Si: We don't play very often, again, it's due to being individually busy with other stuff, and several thousand miles apart. But we do occasionally manage to come together to do some rare purple performances. They will no doubt get rarer as we get older. And having just done a little UK tour I have no real urge to do another anytime soon. Yes Alt-Fest is an exciting new thing and I thought it was important to support it from the start. I think we are down as playing on the 'Goth' stage on the Saturday, not headlining the Main stage, though if the Album takes off you never know. Should be a great festival, loads of stuff as well as some fab music. My remarks to Mick Mercer, hmmm, I said a lot of things back then. But I'll stand by my attitude… I'm not impressed by copies, rip-offs, or unoriginal style, 'Goth' or otherwise. You can still refer to classic images and yet paint new pictures, both visual and audio. And you might like to make a noise like the bands you like, but you need to push it further. I'm lucky in that I made my noise back at the start so I have the excuse that this IS MY style, but I still don't want to keep repeating the same old stuff, I don't want to be a copy of me. Evolve or die.

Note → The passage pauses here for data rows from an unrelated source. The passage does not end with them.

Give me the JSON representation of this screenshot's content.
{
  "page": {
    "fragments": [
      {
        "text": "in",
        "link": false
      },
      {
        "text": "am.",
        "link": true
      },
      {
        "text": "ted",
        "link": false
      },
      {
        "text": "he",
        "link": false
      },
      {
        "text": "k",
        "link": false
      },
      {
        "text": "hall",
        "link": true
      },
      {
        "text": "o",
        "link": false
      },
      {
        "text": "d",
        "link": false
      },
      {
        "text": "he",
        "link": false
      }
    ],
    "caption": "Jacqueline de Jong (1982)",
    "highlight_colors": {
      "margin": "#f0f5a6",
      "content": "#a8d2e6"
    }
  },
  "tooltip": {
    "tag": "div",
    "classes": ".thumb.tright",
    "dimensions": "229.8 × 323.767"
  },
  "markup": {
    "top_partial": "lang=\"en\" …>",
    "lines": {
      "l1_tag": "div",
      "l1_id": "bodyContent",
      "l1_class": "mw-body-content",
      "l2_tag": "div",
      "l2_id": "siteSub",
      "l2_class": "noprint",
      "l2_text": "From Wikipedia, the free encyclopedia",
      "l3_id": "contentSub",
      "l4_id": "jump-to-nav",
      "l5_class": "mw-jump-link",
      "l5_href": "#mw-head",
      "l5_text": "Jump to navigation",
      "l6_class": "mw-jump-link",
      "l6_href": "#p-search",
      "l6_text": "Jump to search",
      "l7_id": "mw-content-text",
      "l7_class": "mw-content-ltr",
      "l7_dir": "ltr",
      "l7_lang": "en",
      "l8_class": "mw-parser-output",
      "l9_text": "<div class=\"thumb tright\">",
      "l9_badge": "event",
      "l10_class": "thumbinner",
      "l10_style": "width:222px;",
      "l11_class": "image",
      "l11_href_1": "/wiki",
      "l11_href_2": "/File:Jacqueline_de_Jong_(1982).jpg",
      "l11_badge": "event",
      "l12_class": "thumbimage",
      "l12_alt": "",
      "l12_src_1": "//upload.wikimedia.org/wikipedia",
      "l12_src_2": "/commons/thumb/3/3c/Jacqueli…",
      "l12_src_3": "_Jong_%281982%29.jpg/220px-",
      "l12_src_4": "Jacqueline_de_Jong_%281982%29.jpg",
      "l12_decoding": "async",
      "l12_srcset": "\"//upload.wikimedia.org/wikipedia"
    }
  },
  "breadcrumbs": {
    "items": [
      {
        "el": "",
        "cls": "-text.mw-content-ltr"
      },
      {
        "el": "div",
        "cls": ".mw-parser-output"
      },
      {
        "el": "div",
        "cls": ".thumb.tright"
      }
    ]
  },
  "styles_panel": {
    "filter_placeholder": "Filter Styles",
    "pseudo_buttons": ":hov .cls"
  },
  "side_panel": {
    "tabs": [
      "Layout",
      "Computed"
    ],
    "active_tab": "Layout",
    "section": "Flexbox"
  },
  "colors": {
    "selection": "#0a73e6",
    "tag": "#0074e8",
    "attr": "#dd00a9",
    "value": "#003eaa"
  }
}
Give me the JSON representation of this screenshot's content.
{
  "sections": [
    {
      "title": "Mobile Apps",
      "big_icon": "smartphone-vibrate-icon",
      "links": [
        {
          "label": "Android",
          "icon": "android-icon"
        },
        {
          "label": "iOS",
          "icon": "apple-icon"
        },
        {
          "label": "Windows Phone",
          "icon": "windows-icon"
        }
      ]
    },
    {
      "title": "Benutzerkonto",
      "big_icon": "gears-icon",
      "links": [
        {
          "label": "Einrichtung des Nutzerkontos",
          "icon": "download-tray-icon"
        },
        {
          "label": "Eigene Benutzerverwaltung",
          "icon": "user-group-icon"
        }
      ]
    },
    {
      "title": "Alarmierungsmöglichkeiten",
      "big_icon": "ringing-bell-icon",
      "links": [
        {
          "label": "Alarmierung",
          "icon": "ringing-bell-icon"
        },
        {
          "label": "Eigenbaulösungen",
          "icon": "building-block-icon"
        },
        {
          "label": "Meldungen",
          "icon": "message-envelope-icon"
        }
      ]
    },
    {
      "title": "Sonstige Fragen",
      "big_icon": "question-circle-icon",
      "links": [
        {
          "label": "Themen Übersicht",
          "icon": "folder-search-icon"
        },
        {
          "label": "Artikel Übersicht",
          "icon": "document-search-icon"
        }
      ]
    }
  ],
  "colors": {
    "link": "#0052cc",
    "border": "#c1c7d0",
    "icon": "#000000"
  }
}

JVS: What contemporary bands on the dark-alt scene particularly excite you?
Si: I like Berlin Black, The Witch Hunt, Partly Faithful, Cold In Berlin, and a few other non 'Goth' bands.
JVS: When can the public expect to be able to lay their eager little paws on a copy of Made Glorious?
Si: Well, we haven't done any deals with labels yet. We are selling a few directly by mail order. The Limited First Edition double CD is nearly all gone now. We might well press up another run without the bonus remix disc… dunno, depends on whether we find a label… but I am in talks over doing a double vinyl LP, which is kind of what the album was designed to be in my head. We'll see, just think of all that lovely visual real estate!
JVS: What do you see lying in the future for The March Violets and the dark-alt scene more generally?
Si: Not sure really, for the Violets I want to start playing some other continents, South America would be lovely. We haven't done that much in Europe, though I just confirmed we will be headlining Resurrection 2014 a little do in Kaiserslautern in April. The 12th I think. And there is a lot of material that didn't make the album, maybe some of that might slip out. As to the dark-alt scene… well that's the problem isn't it, what do you actually call it? Tricky. We need a brand new, all inclusive term, that sounds old, and isn't hyphenated or a diminutive with stereotyped connotations. It's a job for you. "Goth is dead, long live…..". Sort it out please.
JVS: Have you any final words to say in your defence?